Bright Lights and Dark Corners: A Genius

When I saw a quote from Melissa McQuillan’s book Van Gogh on Wikipedia in reference to Vincent van Gogh, I knew I had to write an article for this series about him because his life, his story, and his art are the pinnacles of what this series is about: the intersection between creativity and the neurodivergent. If some scholars believe his life was the very essence of this type of conversation, then it would be foolish to overlook his contribution to art and the role of mental health in creativity and in the case of van Gogh, genius.

The whole quote on Wikipedia so you can see it in context is: “Considered a madman and a failure in his lifetime, van Gogh exists in the public imagination as the quintessential misunderstood genius, the artist “where discourses on madness and creativity converge.[5] He attained widespread critical, commercial, and popular success over the ensuing decades, and is remembered as an important but tragic painter, whose troubled personality typifies the romantic ideal of the tortured artist.”

I hate to admit that in the past, I romanticized, misunderstood, and focused on van Gogh’s mental state more than his art.
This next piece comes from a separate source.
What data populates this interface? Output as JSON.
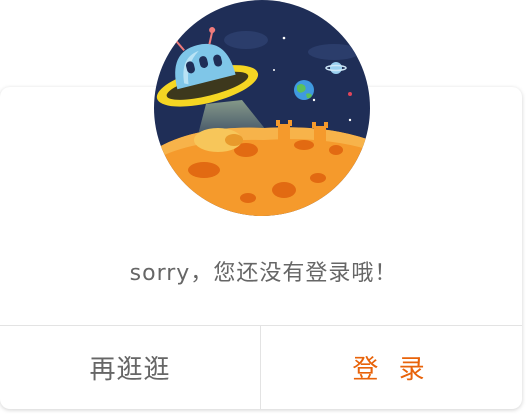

Before I could identify even one of his paintings I knew that he had cut off his ear (and I mistakenly thought he had sent it through the mail to a male lover — not sure where that part of the story came from). As an important side note, it is unclear to this day if Vincent cut his ear or if while arguing with the famous painter, Paul Gauguin, that Gauguin sliced Vincent’s ear. We will never know for sure, and that ties into the problem of trying to diagnosis or dig into someone’s mental health (and physical health) after they are gone.

Vincent van Gogh: Self Portrait 1887

I have spent the last month trying to get to know Vincent van Gogh. I have watched documentaries and read books. I believe that somewhere in all the books and movies that are available that there are pieces and bits of van Gogh that show us the complexity of his life and not just sensational details.

Van Gogh has been labeled bipolar, epileptic, schizophrenic, and he was given the diagnosis in the book Starry Starry Night Life and Psychiatric History of Vincent van Gogh as someone with borderline personality disorder. There are many other speculative diagnoses: a visual impairment that caused him to see halos and yellow tints, syphilis, gonorrhea, as well as alcohol poisoning and sun stroke.

In the book The Letters of Vincent van Gogh I read letters that Vincent van Gogh sent to his brother Theo. None of the letters I read sounded like a man that would be easy to diagnose posthumously. He does describe some troubling thoughts, but he is clear and articulate in his writing. As someone who has been under constant treatment by psychiatrists for twenty years before I received an accurate diagnosis, I know first-hand that diagnosing a mental illness (even one hundred years after the death of van Gogh) is still not an exact science.

When I write about most artists, I like to use the words that they use to identify their illness. I wonder how van Gogh would have described his mental health? He did voluntarily go to live at Saint-Remy de Provence (an asylum) from May 1889- May 1890 after the incident where he (not known for certain) cut his earlobe off. There is little doubt that van Gogh knew he needed treatment and was willing to seek that treatment out. The last part of his life was spent under the care of Paul-Ferdinand Gachet. Gachet was known for treating artists for both physical and mental health.

Inarguably and indisputably van Gogh was prolific in self-expression in a way few people ever are. He wrote over a thousand letters and produced 900 paintings and 1100 sketches and drawings. It is easy to say that van Gogh was more interested in and spent more time painting than he did anything else even to the detriment of his health.

Letter from Vincent to Theo

In his letters to Theo, Vincent writes about painters whose work he loves, and while crossing France in a slow moving train, he writes about all the colors he sees in the landscape out the window. Van Gogh saw the world intensely and painted it with enthusiasm and single-mindedness. He was a genius who we seek to label in other ways. No other label matters nor can we be certain of one at this late date. Genius is the label most widely accepted and noted. Let us treat his health, both mental and physical as he did, as less than his work — secondary or not as important. Genius, let us leave him there.